AWAC improved its bauxite residue storage efficiency (measured by square metres of land required per thousand tonnes of alumina produced) in 2016 by approximately 4 per cent compared to 2015 after achieving the 2020 goal of a 15% reduction in bauxite residue land requirements per unit of alumina 7 years ahead of schedule.
The bauxite residue storage rehabilitation rate as measured by percent of total area rehabilitated remained steady at 18 per cent.
The rehabilitation rate saw positive movement in the period however challenges remain in meeting the residue reuse goal.
Efforts to reuse bauxite residue have been slower than anticipated despite advancements we have made in modifying the residue—particularly decreasing its alkalinity—to enhance its prospects for reuse. One major impediment is that no regulatory framework exists to assess bauxite residue for reuse in many of the countries where we operate refineries. Work is continuing with various government bodies to create such a framework so innovations in the research pipeline can be approved much faster.
Despite that challenge, a number of products made from bauxite residue have been introduced. Alkaloam®, which is a fine-grained bauxite residue that is carbonated through a reaction with carbon dioxide, increases the pH of acidic soils almost instantly compared to years for agricultural lime. ReadyGritTM is a red-coloured crushed rock material that can be used for general fill, construction backfill, turf top dressing, bunker sand, and road bases. Bauxite residue is also used in our innovative Natural Engineered Wastewater Treatment (NEWT™) system.
Alcoa has long-term targets to reduce AWAC’s overall residue footprint (see table below).
Bauxite residue goals
|Bauxite residue land requirements per unit of alumina produced||15% reduction||30% reduction|
|Total storage areas rehabilitated||30%||40%|
|Residue recycle or reuse||15%||30%|
*From a 2005 baseline
Bauxite residue storage Efficiency*
Square metres of land required per thousand tonnes of alumina produced
As of 2016, a 23.9% improvement achieved towards the 2020 target of 30% reduction
*Although predominantly AWAC bauxite residue storage areas, the results against targets does include non-AWAC bauxite storage at Alcoa's Pocos de Caldas refinery in Brazil
Bauxite Residue Storage Area Rehabilitation
Percent of total area rehabilitated
Bauxite Residue Intensity
Metric tons per metric ton of alumina produced
The increase in bauxite residue intensity in 2016 was due to the curtailing of refineries that had lower residue-to-alumina ratios.

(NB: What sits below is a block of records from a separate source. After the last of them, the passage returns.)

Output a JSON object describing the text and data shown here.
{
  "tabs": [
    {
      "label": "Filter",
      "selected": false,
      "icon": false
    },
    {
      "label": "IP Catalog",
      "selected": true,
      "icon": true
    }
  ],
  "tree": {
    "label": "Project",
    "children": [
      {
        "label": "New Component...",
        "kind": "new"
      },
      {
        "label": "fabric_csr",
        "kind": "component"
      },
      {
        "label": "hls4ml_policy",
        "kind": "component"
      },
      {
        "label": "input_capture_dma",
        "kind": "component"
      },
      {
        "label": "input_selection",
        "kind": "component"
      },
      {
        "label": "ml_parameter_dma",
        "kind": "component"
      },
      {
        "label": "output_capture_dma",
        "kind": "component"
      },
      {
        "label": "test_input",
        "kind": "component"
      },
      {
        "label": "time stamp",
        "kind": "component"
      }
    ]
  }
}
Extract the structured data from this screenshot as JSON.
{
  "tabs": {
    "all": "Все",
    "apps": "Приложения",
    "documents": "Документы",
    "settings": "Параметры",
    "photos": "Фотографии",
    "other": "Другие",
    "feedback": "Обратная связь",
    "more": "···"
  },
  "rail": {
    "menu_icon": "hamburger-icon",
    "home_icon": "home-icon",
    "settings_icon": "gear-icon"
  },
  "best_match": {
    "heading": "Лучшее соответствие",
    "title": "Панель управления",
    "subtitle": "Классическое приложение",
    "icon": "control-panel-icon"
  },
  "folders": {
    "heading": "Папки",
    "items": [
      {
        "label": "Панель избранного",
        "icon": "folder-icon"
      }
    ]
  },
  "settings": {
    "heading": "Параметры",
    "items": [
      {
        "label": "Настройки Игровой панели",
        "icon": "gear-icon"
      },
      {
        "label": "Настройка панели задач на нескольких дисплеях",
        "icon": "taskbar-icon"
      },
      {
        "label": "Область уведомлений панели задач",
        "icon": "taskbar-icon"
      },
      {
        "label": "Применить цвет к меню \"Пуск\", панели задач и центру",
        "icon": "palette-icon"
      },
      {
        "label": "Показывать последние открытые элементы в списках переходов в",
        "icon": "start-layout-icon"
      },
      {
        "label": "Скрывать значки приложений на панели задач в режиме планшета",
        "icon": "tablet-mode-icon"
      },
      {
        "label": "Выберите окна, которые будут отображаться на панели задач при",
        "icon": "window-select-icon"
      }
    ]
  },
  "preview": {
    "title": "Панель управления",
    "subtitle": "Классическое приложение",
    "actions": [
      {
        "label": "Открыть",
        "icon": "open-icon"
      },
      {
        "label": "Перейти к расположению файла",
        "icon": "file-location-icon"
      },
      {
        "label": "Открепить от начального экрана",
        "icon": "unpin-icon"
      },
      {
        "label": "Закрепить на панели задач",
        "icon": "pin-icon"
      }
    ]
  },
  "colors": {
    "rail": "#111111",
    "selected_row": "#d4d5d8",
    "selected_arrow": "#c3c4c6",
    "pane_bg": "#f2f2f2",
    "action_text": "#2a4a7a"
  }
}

Bauxite Residue Reuse
Percentage of total residue generated
Due to the high volume of residue produced each year, the per cent recycled or reused is minimal.
Mercury is a naturally occurring element found in bauxite. Mercury concentrations vary along with bauxite quality and location, and this variability adds to the challenge of reducing emissions. Alcoa will continue to research technology and operational solutions to achieve AWAC’s strategic targets. In 2016, AWAC maintained intensity at 0.15 grams per metric ton of alumina produced.
Mercury Emissions Intensity
Grams per tonne of alumina produced
In 2016 mercury emissions intensity decreased by almost 12 per cent compared to 2015.
Spent Pot Lining (SPL)
Alcoa continued to make progress in reducing SPL waste from AWAC’s Portland aluminium smelter in Victoria.
The current focus is to increase the environmental credentials of the process.
Waste to landfill
AWAC operations have significantly reduced landfill waste. In 2014 we received for the first time, definitive data on the waste to landfill from all of AWAC's operations. A grand total of 15,441mt (metric tonnes) of waste was sent to landfill in 2014 (this excludes bauxite residue which is dealt with as a separate matter). The figure of 15,441mt of waste is contrasted against the total production tonnages from all of AWAC operational sites of 52,492,347mt of product.
In 2016 landfill waste amounted to 6,350mt. Reducing landfill waste is a significant environmental metric, demonstrates increasingly efficient production processes along with the increase of re-use and recycling. This has been the result of waste separation and recycling programs at site as well as initiatives that recycle printer toner cartridges, batteries and mobile phones.